avoid this waste. However, there are more efficient schedules for recycling and
revision. To understand the best timing for this recurring exposure to words,
it is necessary to understand how the mind forgets new information. Typically,
most forgetting occurs soon after the end of the learning section. [1; p. 204]
comprehensive listing of vocabulary learning strategies is presented by
Schmitt, who includes 58 strategies, divided in five categories:
strategies used by an individual when faced with discovering a new word’s
meaning without recourse to another person’s expertise.
• Analyze any
available pictures or gestures
• Guess meaning
from textual context
• Use a
dictionary(bilingual or monolingual)
strategies involve interaction with other people to improve language learning.
• Ask the teacher
for the synonym, paraphrase or L1 translation of new word
• Learn and
practice new words with a study group
• Interact with
strategies (traditionally known as mnemonics) involve relating new words to
previously learned knowledge, using some form of imagery or grouping.
• Use semantic
• Use the keyword
• Associate a new
word with its already known synonyms and antonyms
strategies entail manipulation or transformation of information about words to
be learned, although they are not so specifically focused on mental processing
as memory strategies.
• Keep a
• Put English
labels on physical objects
strategies involve a conscious overview of the learning process and making
decisions about planning, monitoring or evaluating the best ways to study.
• Use spaced word

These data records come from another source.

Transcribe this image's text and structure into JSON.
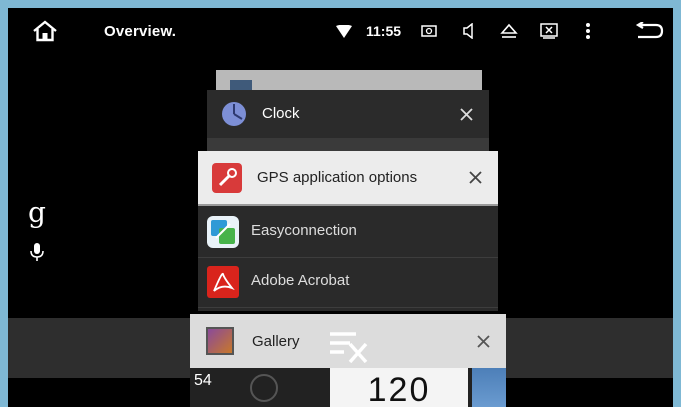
{
  "statusbar": {
    "title": "Overview.",
    "time": "11:55"
  },
  "cards": {
    "clock": {
      "label": "Clock"
    },
    "gps": {
      "label": "GPS application options"
    },
    "easyconnection": {
      "label": "Easyconnection"
    },
    "adobe": {
      "label": "Adobe Acrobat"
    },
    "gallery": {
      "label": "Gallery"
    }
  },
  "gallery_thumb": {
    "number": "54",
    "speed": "120"
  },
  "google": {
    "logo": "g"
  },
  "colors": {
    "background": "#7fb8d4",
    "screen": "#000000",
    "gps_icon": "#d83a3a",
    "adobe_red": "#d9241c"
  }
}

practice (expanding rehearsal)
• Test oneself
with word tests
• Continue to
study word over time [2; p. 212]
Tomlinson suggests a number of principles for developing successful materials
in vocabulary instruction, which can be done with unusual and appealing
content, attractive presentations, and variety. Teachers can use different ways
to present vocabulary including pictures, sounds, and different text types with
which students can identify: stories, conversations, web pages, questionnaires,
news reports, etc. In each of these contexts, topics should be relevant to students’
interest [1; p. 102].
instruction occurs in the classrooms everyday and at a variety of levels and
for a variety of purposes. After all, words are the currency of education. In
addition, teachers are faced with difficulty to determine the most important
words and phrases needed to establish a suitable vocabulary for conducting
conversations most effectively. Teachers need to repeat often vocabulary,
because students must work with a word or phrase many times before acquisition
takes place, and we must offer variety to keep the exercises fresh and to cater
to different learning styles.
1. Nation, I.S.P. New ways in teaching vocabulary.
Alexandria, VA: TESOL, 1994.
2. Schmitt, N. Vocabulary Learning
Strategies. In Schmitt, N., and M.J. McCarthy. Vocabulary: Description,
Acquisition and Pedagogy. Cambridge: Cambridge University Press, 1997, 199-227.
3. Lewis, M. The lexical approach. Hove:
4. Tomlinson, B. Materials Development in
Language Teaching. Cambridge: Cambridge University Press, 1998.
5. Walsh, S. Investigating Classroom Discourse.
6. McCarten, J. Teaching vocabulary.
Lessons for the classroom. Cambridge: Cambridge University Press, 2007.
К содержанию номера журнала: Вестник КАСУ №2 - 2011